The proposed deal is worth more than $208 million, with Ferro giving up his holding of more than 9 million shares — about a quarter of the company — to McCormick Media LLC at $23 per share, according to the U.S. Securities and Exchange Commission filing.
Sargent McCormick, the buyer’s listed manager, is related to the prominent Illinois family that controlled the Tribune for most of the 20th century.
Tronc CEO Justin Dearborn released a statement noting that the corporation “was not a party” to the transaction involving Ferro’s firm, Merrick Media.
“I want to emphasize that this is a private transaction between Merrick and the buyer and does not alter our business strategy or the pending sale of the California News Group,” Dearborn wrote.
The sale capped a chaotic week during what has been a turbulent year for Tronc.
Ferro himself stepped down as Tronc chairman last month, hours before reports surfaced in which two women accused him of sexual misconduct. Other top executives have been accused of harassment as well.
The company sold off its largest asset, the Los Angeles Times, in early February, shortly after journalists there voted to unionize — but the sale has yet to close.
And Tronc’s overhaul might not yet be over. The New York Post reported that billionaire Leon Black was mulling buying the entire company outright.

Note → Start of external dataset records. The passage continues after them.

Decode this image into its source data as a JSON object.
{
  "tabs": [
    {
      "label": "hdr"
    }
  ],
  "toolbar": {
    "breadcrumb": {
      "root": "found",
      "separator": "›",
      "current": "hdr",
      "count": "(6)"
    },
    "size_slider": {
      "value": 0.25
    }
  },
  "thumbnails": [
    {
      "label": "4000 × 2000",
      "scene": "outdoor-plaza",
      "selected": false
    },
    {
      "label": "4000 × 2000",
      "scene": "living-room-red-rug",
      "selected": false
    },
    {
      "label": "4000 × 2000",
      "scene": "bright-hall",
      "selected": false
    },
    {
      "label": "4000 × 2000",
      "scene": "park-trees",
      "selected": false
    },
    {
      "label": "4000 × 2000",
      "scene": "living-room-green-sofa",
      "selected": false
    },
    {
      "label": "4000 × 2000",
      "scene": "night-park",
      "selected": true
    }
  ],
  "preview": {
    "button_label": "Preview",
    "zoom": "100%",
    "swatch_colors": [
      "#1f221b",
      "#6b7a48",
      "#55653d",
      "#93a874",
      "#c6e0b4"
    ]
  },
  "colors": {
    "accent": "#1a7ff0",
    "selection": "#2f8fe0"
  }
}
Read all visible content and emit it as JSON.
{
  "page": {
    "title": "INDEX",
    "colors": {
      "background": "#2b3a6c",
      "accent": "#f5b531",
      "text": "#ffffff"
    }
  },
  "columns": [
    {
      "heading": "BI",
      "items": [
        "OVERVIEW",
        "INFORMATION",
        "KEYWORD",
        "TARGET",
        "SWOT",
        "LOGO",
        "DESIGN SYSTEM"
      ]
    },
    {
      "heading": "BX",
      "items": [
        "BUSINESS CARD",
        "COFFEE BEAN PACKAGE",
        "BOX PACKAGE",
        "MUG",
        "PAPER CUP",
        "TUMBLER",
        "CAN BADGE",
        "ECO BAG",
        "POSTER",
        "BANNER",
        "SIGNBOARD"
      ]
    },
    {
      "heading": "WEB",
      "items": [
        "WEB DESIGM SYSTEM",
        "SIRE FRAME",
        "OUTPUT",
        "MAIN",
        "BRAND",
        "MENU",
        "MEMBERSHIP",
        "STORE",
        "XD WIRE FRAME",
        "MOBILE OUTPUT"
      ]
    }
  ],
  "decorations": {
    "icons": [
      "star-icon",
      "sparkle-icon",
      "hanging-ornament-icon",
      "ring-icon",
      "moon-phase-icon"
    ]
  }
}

Ferro previously chaired the ownership group that owned the Chicago Sun-Times before he bought a controlling stake in Tribune Publishing for $44.4 million and changed its name to Tronc.